The China-EU Summit Another Effort to Make Progress
Leaders should be able to elaborate on disagreements and look for compromises instead of viewing them as insuperable obstacles – this is what guarantees progress, and this is what China and the EU endeavor to achieve.
The 2023 China-EU Summit is currently taking place only a few weeks after the Sino-American meeting in San Francisco. This momentum is positive. As China and the U.S. attempt to stabilize their ties, it’s hoped that China-EU relations can follow a similar trajectory. In recent years, disagreements have tended to overshadow the agenda, especially during the COVID-19 pandemic. The lack of physical meetings did not help.
But the situation now seems different, and sincere dialogue is necessary. President of the European Council Charles Michel and President of the European Commission Ursula von der Leyen have already visited Beijing, along with High Representative for Foreign Affairs and Security Policy Josep Borrell. The stage for the 2023 China-EU Summit is thus well prepared.
China and the EU recognize the need for mutual collaboration. Trade numbers demonstrate a high degree of interconnectedness. According to Eurostat data, European imports from China reached €626 billion, and exports €230.3 billion last year. The numbers in 2019, the year before the outbreak of COVID-19, were €363.5 billion and €198.5 billion, respectively.
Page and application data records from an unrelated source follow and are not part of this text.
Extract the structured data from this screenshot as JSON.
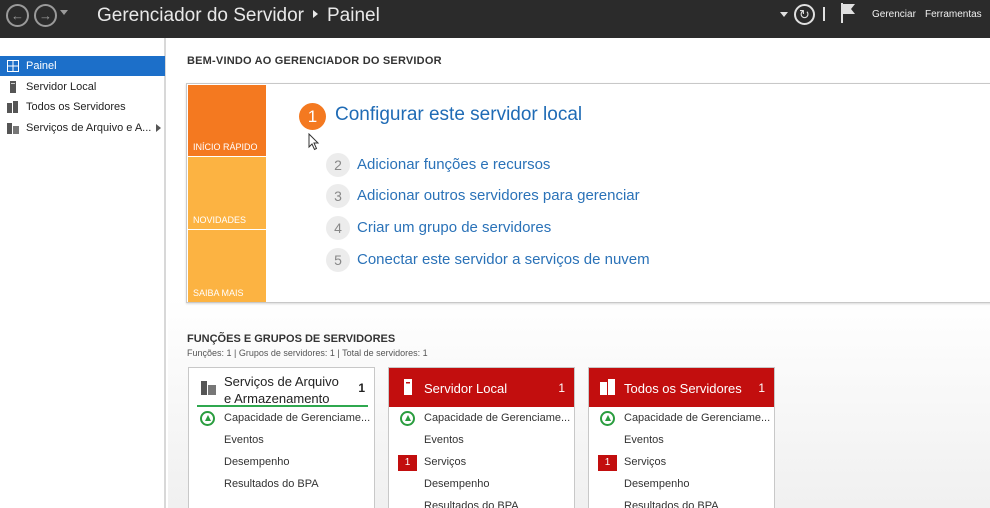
{
  "titlebar": {
    "breadcrumb_app": "Gerenciador do Servidor",
    "breadcrumb_page": "Painel",
    "menu_manage": "Gerenciar",
    "menu_tools": "Ferramentas"
  },
  "sidebar": {
    "items": [
      {
        "label": "Painel",
        "icon": "dashboard-icon",
        "active": true
      },
      {
        "label": "Servidor Local",
        "icon": "server-icon"
      },
      {
        "label": "Todos os Servidores",
        "icon": "servers-icon"
      },
      {
        "label": "Serviços de Arquivo e A...",
        "icon": "file-services-icon"
      }
    ]
  },
  "welcome": {
    "title": "BEM-VINDO AO GERENCIADOR DO SERVIDOR",
    "tiles": [
      "INÍCIO RÁPIDO",
      "NOVIDADES",
      "SAIBA MAIS"
    ],
    "steps": [
      {
        "num": "1",
        "label": "Configurar este servidor local"
      },
      {
        "num": "2",
        "label": "Adicionar funções e recursos"
      },
      {
        "num": "3",
        "label": "Adicionar outros servidores para gerenciar"
      },
      {
        "num": "4",
        "label": "Criar um grupo de servidores"
      },
      {
        "num": "5",
        "label": "Conectar este servidor a serviços de nuvem"
      }
    ]
  },
  "groups": {
    "title": "FUNÇÕES E GRUPOS DE SERVIDORES",
    "counts": "Funções: 1   |   Grupos de servidores: 1   |   Total de servidores: 1",
    "cards": [
      {
        "title": "Serviços de Arquivo e Armazenamento",
        "count": "1",
        "rows": [
          "Capacidade de Gerenciame...",
          "Eventos",
          "Desempenho",
          "Resultados do BPA"
        ]
      },
      {
        "title": "Servidor Local",
        "count": "1",
        "services_badge": "1",
        "rows": [
          "Capacidade de Gerenciame...",
          "Eventos",
          "Serviços",
          "Desempenho",
          "Resultados do BPA"
        ]
      },
      {
        "title": "Todos os Servidores",
        "count": "1",
        "services_badge": "1",
        "rows": [
          "Capacidade de Gerenciame...",
          "Eventos",
          "Serviços",
          "Desempenho",
          "Resultados do BPA"
        ]
      }
    ]
  },
  "colors": {
    "accent_orange": "#f47920",
    "tile_yellow": "#fcb342",
    "sidebar_active": "#1c6fc9",
    "card_red": "#c20e0e",
    "ok_green": "#2a9d3f",
    "link_blue": "#2a72b8"
  }
}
The positive trend is evident.
The European trade deficit is a theme of concern in Brussels. That is why conversations between the Chinese and the European leadership matter. The rise of European exports to China can be part of the solution. Eurostat data demonstrate that these exports slightly increased in the first two-thirds of 2023. In particular, they reached €114.2 billion in comparison to €113 billion in the same period last year. The room for improvement is significant.
Of course, these discussions come on the back of some EU leaders wanting to reduce their dependence on Chinese goods and services. This means that the quality of trade sits at the epicenter of the talks. In 2022, the EU exported motor cars, electronic tubes, medicaments, electrical apparatus, aircraft, and associated equipment, etc. to China. Meanwhile, China exported telecommunications equipment, automated data processing machines, electrical machinery and apparatus, electronic tubes, and furniture, etc.
Sino-European negotiations will therefore focus on the interests of both sides to better access the market of the other. From the perspective of the EU, there is an appetite for some hurdles to be removed for foreign ownership to be permitted in new sectors in China. The Chinese government, for its part, notes the difficulty its companies have encountered in investing in the Old Continent in recent years.
Dialogue goes beyond trade and investments. In digital affairs, for example, Beijing and Brussels are constantly exchanging their views. This is also the case regarding environmental protection and climate change. Only a few weeks ago, China’s Special Envoy on Climate Change Xie Zhenhua met the EU Commissioner for Climate Action Wopke Hoekstra in Beijing.
Last but not least, geopolitics will also be on the agenda. The wars in Ukraine and the Middle East continuously outline the importance of stability and peace and dramatically expose risks when diplomatic arrangements are not made. The more China grows, the more its responsibilities increase. The EU considers China a central pillar in building a multilateral world.
The 2023 China-EU Summit is another opportunity for Beijing and Brussels to advance the Sino-European partnership. Disagreements certainly exist, as outlined above. Leaders, nevertheless, should be able to elaborate on disagreements and look for compromises instead of viewing them as insuperable obstacles – this is what guarantees progress, and this is what China and the EU endeavor to achieve.